**MATERIAL PROVIDED**

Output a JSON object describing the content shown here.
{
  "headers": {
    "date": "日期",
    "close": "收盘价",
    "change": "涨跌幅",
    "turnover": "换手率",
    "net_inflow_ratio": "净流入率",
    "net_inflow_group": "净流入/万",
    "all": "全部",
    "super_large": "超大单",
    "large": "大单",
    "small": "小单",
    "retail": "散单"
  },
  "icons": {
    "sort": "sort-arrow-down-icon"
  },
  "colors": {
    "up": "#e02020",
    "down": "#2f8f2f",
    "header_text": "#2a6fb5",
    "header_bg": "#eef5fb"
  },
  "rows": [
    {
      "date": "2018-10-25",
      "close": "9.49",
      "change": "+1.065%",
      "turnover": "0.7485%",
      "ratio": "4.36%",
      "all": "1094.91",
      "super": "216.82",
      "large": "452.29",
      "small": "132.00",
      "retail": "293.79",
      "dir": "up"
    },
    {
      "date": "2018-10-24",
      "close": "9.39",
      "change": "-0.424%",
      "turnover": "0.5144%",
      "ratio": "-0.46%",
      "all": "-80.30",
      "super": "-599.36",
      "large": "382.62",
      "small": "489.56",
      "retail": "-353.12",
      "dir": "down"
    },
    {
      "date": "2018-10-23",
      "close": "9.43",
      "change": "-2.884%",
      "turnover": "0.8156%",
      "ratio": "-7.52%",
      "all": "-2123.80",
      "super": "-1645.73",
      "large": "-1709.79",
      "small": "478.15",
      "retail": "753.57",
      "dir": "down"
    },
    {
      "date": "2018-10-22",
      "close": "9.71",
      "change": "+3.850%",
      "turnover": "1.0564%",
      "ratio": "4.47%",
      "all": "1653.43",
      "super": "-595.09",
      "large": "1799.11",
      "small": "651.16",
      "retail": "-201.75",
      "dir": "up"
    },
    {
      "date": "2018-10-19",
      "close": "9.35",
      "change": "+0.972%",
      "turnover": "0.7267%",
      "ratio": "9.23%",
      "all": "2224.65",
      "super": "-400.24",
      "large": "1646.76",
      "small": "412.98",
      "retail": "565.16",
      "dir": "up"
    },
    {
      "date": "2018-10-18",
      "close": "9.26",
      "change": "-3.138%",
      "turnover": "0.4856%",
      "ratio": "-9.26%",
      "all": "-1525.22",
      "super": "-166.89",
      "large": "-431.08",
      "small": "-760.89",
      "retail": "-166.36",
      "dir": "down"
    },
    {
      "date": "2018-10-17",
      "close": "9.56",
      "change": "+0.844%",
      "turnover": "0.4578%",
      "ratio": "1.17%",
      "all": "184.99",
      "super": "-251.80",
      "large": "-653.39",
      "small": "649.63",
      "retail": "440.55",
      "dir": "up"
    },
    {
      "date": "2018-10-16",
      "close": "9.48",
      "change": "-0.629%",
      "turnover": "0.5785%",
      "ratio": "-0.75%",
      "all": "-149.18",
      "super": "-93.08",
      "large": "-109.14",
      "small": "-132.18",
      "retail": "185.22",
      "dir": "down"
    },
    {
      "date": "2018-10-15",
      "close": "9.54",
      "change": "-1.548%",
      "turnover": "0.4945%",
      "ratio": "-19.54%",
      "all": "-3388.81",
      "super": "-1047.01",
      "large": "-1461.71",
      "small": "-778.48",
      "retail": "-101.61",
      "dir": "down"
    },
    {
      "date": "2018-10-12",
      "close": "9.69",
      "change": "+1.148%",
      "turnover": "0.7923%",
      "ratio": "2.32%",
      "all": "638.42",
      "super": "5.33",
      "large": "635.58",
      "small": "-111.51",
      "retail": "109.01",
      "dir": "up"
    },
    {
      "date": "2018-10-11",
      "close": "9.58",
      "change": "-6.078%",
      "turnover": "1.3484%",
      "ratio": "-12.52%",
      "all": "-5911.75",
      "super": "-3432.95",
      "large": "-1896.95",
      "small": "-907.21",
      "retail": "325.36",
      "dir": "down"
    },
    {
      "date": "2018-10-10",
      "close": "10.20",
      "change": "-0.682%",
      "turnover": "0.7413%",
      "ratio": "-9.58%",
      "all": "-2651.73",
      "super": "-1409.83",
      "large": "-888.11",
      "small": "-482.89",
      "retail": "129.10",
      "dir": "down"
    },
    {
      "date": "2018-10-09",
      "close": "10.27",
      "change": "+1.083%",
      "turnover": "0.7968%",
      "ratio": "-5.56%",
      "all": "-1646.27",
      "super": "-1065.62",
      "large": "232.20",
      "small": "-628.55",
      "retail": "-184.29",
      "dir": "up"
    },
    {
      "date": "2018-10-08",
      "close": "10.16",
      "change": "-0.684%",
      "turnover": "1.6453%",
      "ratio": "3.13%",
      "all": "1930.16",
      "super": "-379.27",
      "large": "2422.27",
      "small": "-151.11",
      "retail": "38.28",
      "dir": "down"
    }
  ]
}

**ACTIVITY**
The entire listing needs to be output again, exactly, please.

**WORKED SOLUTION**
Output a JSON object describing the content shown here.
{
  "headers": {
    "date": "日期",
    "close": "收盘价",
    "change": "涨跌幅",
    "turnover": "换手率",
    "net_inflow_ratio": "净流入率",
    "net_inflow_group": "净流入/万",
    "all": "全部",
    "super_large": "超大单",
    "large": "大单",
    "small": "小单",
    "retail": "散单"
  },
  "icons": {
    "sort": "sort-arrow-down-icon"
  },
  "colors": {
    "up": "#e02020",
    "down": "#2f8f2f",
    "header_text": "#2a6fb5",
    "header_bg": "#eef5fb"
  },
  "rows": [
    {
      "date": "2018-10-25",
      "close": "9.49",
      "change": "+1.065%",
      "turnover": "0.7485%",
      "ratio": "4.36%",
      "all": "1094.91",
      "super": "216.82",
      "large": "452.29",
      "small": "132.00",
      "retail": "293.79",
      "dir": "up"
    },
    {
      "date": "2018-10-24",
      "close": "9.39",
      "change": "-0.424%",
      "turnover": "0.5144%",
      "ratio": "-0.46%",
      "all": "-80.30",
      "super": "-599.36",
      "large": "382.62",
      "small": "489.56",
      "retail": "-353.12",
      "dir": "down"
    },
    {
      "date": "2018-10-23",
      "close": "9.43",
      "change": "-2.884%",
      "turnover": "0.8156%",
      "ratio": "-7.52%",
      "all": "-2123.80",
      "super": "-1645.73",
      "large": "-1709.79",
      "small": "478.15",
      "retail": "753.57",
      "dir": "down"
    },
    {
      "date": "2018-10-22",
      "close": "9.71",
      "change": "+3.850%",
      "turnover": "1.0564%",
      "ratio": "4.47%",
      "all": "1653.43",
      "super": "-595.09",
      "large": "1799.11",
      "small": "651.16",
      "retail": "-201.75",
      "dir": "up"
    },
    {
      "date": "2018-10-19",
      "close": "9.35",
      "change": "+0.972%",
      "turnover": "0.7267%",
      "ratio": "9.23%",
      "all": "2224.65",
      "super": "-400.24",
      "large": "1646.76",
      "small": "412.98",
      "retail": "565.16",
      "dir": "up"
    },
    {
      "date": "2018-10-18",
      "close": "9.26",
      "change": "-3.138%",
      "turnover": "0.4856%",
      "ratio": "-9.26%",
      "all": "-1525.22",
      "super": "-166.89",
      "large": "-431.08",
      "small": "-760.89",
      "retail": "-166.36",
      "dir": "down"
    },
    {
      "date": "2018-10-17",
      "close": "9.56",
      "change": "+0.844%",
      "turnover": "0.4578%",
      "ratio": "1.17%",
      "all": "184.99",
      "super": "-251.80",
      "large": "-653.39",
      "small": "649.63",
      "retail": "440.55",
      "dir": "up"
    },
    {
      "date": "2018-10-16",
      "close": "9.48",
      "change": "-0.629%",
      "turnover": "0.5785%",
      "ratio": "-0.75%",
      "all": "-149.18",
      "super": "-93.08",
      "large": "-109.14",
      "small": "-132.18",
      "retail": "185.22",
      "dir": "down"
    },
    {
      "date": "2018-10-15",
      "close": "9.54",
      "change": "-1.548%",
      "turnover": "0.4945%",
      "ratio": "-19.54%",
      "all": "-3388.81",
      "super": "-1047.01",
      "large": "-1461.71",
      "small": "-778.48",
      "retail": "-101.61",
      "dir": "down"
    },
    {
      "date": "2018-10-12",
      "close": "9.69",
      "change": "+1.148%",
      "turnover": "0.7923%",
      "ratio": "2.32%",
      "all": "638.42",
      "super": "5.33",
      "large": "635.58",
      "small": "-111.51",
      "retail": "109.01",
      "dir": "up"
    },
    {
      "date": "2018-10-11",
      "close": "9.58",
      "change": "-6.078%",
      "turnover": "1.3484%",
      "ratio": "-12.52%",
      "all": "-5911.75",
      "super": "-3432.95",
      "large": "-1896.95",
      "small": "-907.21",
      "retail": "325.36",
      "dir": "down"
    },
    {
      "date": "2018-10-10",
      "close": "10.20",
      "change": "-0.682%",
      "turnover": "0.7413%",
      "ratio": "-9.58%",
      "all": "-2651.73",
      "super": "-1409.83",
      "large": "-888.11",
      "small": "-482.89",
      "retail": "129.10",
      "dir": "down"
    },
    {
      "date": "2018-10-09",
      "close": "10.27",
      "change": "+1.083%",
      "turnover": "0.7968%",
      "ratio": "-5.56%",
      "all": "-1646.27",
      "super": "-1065.62",
      "large": "232.20",
      "small": "-628.55",
      "retail": "-184.29",
      "dir": "up"
    },
    {
      "date": "2018-10-08",
      "close": "10.16",
      "change": "-0.684%",
      "turnover": "1.6453%",
      "ratio": "3.13%",
      "all": "1930.16",
      "super": "-379.27",
      "large": "2422.27",
      "small": "-151.11",
      "retail": "38.28",
      "dir": "down"
    }
  ]
}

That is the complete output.